» WHAT NEEDS TO BE DONE
Copy every entry exactly as it stands, though any image it holds should stay out of the copy.
···
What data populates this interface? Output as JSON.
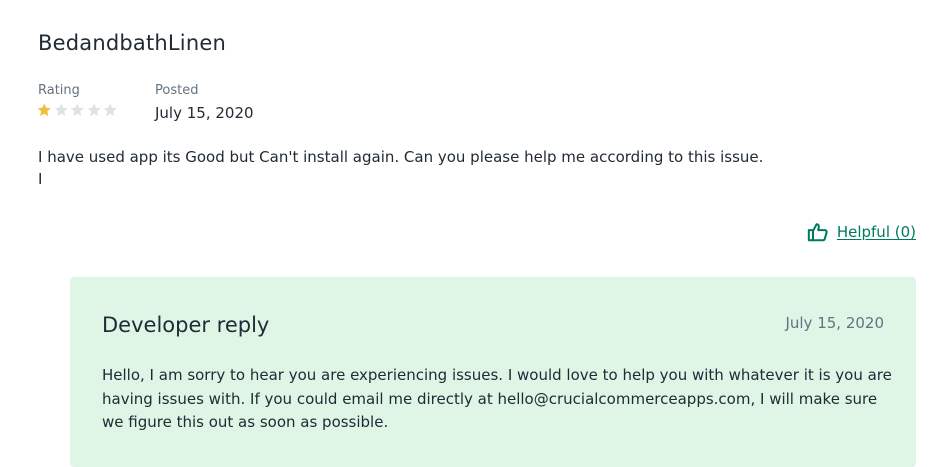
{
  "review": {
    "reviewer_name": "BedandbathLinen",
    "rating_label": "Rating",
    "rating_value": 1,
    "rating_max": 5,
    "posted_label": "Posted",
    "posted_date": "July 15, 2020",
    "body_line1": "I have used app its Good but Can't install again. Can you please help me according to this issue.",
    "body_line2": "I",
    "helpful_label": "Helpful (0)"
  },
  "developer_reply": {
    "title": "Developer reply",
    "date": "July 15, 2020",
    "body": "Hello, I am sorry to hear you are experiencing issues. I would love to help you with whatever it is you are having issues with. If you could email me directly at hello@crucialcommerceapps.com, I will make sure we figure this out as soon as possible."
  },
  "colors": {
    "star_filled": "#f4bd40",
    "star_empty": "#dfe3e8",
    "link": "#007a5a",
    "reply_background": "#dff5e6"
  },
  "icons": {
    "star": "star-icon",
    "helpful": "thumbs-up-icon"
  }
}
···
» RESULT BELOW
What data populates this interface? Output as JSON.
{
  "review": {
    "reviewer_name": "BedandbathLinen",
    "rating_label": "Rating",
    "rating_value": 1,
    "rating_max": 5,
    "posted_label": "Posted",
    "posted_date": "July 15, 2020",
    "body_line1": "I have used app its Good but Can't install again. Can you please help me according to this issue.",
    "body_line2": "I",
    "helpful_label": "Helpful (0)"
  },
  "developer_reply": {
    "title": "Developer reply",
    "date": "July 15, 2020",
    "body": "Hello, I am sorry to hear you are experiencing issues. I would love to help you with whatever it is you are having issues with. If you could email me directly at hello@crucialcommerceapps.com, I will make sure we figure this out as soon as possible."
  },
  "colors": {
    "star_filled": "#f4bd40",
    "star_empty": "#dfe3e8",
    "link": "#007a5a",
    "reply_background": "#dff5e6"
  },
  "icons": {
    "star": "star-icon",
    "helpful": "thumbs-up-icon"
  }
}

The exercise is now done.